- **WHAT YOU SHOULD DO**
Your job is to report every line of the entries that has "双盲研究".

- **RECORDS PROVIDED**
--------
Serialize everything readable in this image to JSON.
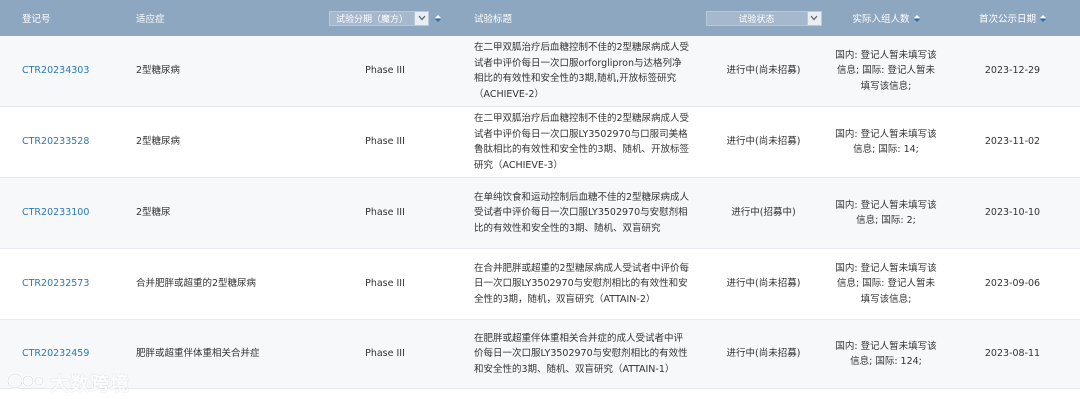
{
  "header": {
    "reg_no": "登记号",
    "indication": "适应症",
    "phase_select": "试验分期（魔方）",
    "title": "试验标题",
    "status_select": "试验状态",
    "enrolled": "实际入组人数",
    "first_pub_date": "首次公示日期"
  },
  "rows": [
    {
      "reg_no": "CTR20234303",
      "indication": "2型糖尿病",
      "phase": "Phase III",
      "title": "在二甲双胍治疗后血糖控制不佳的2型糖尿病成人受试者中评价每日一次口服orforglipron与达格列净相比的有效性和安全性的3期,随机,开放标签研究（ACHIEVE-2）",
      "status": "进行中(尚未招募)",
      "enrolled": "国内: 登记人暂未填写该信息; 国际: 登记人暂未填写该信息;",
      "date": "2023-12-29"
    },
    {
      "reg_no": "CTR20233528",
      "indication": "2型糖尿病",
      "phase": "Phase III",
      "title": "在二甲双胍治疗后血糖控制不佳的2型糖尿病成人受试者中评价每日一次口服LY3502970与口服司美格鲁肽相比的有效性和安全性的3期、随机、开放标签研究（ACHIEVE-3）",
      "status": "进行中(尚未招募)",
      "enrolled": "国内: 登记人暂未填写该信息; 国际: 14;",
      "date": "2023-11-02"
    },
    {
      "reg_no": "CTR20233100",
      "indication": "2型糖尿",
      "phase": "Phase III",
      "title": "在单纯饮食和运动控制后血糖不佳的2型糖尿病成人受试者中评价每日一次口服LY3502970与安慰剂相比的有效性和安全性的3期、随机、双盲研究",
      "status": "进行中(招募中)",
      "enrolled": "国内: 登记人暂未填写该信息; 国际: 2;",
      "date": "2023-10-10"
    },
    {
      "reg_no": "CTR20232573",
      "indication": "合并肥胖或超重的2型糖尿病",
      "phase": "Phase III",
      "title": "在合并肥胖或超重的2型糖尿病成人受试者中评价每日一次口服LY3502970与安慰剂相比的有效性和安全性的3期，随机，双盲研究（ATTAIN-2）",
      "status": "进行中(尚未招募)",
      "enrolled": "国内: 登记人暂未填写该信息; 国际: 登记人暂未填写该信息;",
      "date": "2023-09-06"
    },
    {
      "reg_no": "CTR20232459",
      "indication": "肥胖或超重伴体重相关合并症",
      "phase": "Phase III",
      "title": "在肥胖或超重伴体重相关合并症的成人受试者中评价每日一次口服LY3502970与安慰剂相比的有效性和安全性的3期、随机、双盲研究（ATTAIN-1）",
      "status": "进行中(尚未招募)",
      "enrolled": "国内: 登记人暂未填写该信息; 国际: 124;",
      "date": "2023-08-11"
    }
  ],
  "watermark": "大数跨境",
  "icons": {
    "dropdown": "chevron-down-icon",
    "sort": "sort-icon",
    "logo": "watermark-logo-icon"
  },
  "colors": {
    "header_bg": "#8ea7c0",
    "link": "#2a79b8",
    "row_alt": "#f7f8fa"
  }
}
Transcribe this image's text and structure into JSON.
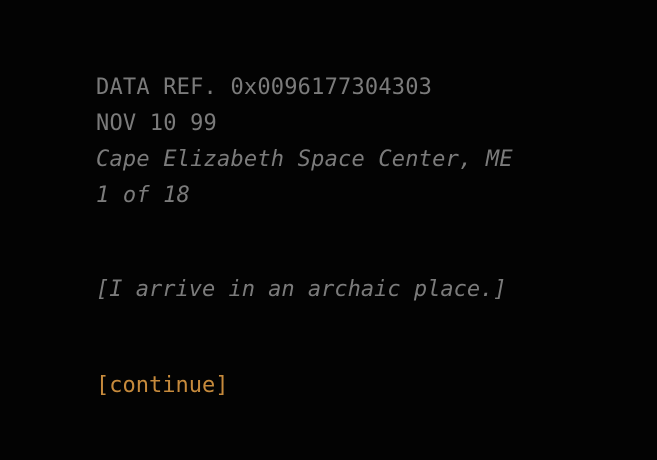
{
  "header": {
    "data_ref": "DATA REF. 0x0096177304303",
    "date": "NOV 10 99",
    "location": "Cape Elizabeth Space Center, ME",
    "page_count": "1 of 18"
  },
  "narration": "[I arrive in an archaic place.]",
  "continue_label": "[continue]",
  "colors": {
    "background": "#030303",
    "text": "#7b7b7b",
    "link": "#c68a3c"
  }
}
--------
- **TASK OUTPUT**
      "title": "在单纯饮食和运动控制后血糖不佳的2型糖尿病成人受试者中评价每日一次口服LY3502970与安慰剂相比的有效性和安全性的3期、随机、双盲研究",
      "title": "在合并肥胖或超重的2型糖尿病成人受试者中评价每日一次口服LY3502970与安慰剂相比的有效性和安全性的3期，随机，双盲研究（ATTAIN-2）",
      "title": "在肥胖或超重伴体重相关合并症的成人受试者中评价每日一次口服LY3502970与安慰剂相比的有效性和安全性的3期、随机、双盲研究（ATTAIN-1）",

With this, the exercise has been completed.